● WORKING DATA
+===+
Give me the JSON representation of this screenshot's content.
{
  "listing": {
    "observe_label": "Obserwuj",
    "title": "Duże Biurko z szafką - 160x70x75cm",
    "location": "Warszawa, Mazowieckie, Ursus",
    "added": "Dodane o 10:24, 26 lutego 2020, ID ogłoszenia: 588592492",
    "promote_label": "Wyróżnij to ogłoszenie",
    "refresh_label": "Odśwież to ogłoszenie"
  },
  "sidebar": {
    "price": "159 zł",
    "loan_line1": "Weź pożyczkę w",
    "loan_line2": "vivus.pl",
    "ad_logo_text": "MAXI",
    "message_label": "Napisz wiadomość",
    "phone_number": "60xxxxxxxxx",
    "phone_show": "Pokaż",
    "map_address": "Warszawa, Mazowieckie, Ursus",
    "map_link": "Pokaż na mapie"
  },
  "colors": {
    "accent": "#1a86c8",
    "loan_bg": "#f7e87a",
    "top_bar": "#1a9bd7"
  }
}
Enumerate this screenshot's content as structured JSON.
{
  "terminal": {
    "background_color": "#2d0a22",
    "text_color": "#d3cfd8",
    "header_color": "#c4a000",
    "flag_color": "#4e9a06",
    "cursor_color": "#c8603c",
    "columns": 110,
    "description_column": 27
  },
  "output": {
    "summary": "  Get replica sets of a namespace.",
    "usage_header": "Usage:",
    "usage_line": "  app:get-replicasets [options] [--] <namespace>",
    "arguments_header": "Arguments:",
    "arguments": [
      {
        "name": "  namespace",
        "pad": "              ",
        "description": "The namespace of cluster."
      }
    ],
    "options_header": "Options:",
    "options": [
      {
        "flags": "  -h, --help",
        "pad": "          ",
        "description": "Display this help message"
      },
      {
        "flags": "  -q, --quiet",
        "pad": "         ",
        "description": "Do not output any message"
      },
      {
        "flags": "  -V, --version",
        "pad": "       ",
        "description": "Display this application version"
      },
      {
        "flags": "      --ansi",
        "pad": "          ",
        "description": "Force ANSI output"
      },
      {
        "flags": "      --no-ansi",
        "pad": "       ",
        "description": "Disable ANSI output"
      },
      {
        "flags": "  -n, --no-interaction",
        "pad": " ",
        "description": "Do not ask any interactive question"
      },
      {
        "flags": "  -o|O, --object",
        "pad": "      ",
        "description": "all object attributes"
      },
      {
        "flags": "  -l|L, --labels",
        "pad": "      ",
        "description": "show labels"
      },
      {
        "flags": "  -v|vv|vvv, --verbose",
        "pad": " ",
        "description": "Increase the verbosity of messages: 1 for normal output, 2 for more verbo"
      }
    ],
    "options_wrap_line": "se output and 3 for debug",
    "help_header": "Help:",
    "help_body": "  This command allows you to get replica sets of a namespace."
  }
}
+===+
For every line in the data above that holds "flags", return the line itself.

        "flags": "  -h, --help",
        "flags": "  -q, --quiet",
        "flags": "  -V, --version",
        "flags": "      --ansi",
        "flags": "      --no-ansi",
        "flags": "  -n, --no-interaction",
        "flags": "  -o|O, --object",
        "flags": "  -l|L, --labels",
        "flags": "  -v|vv|vvv, --verbose",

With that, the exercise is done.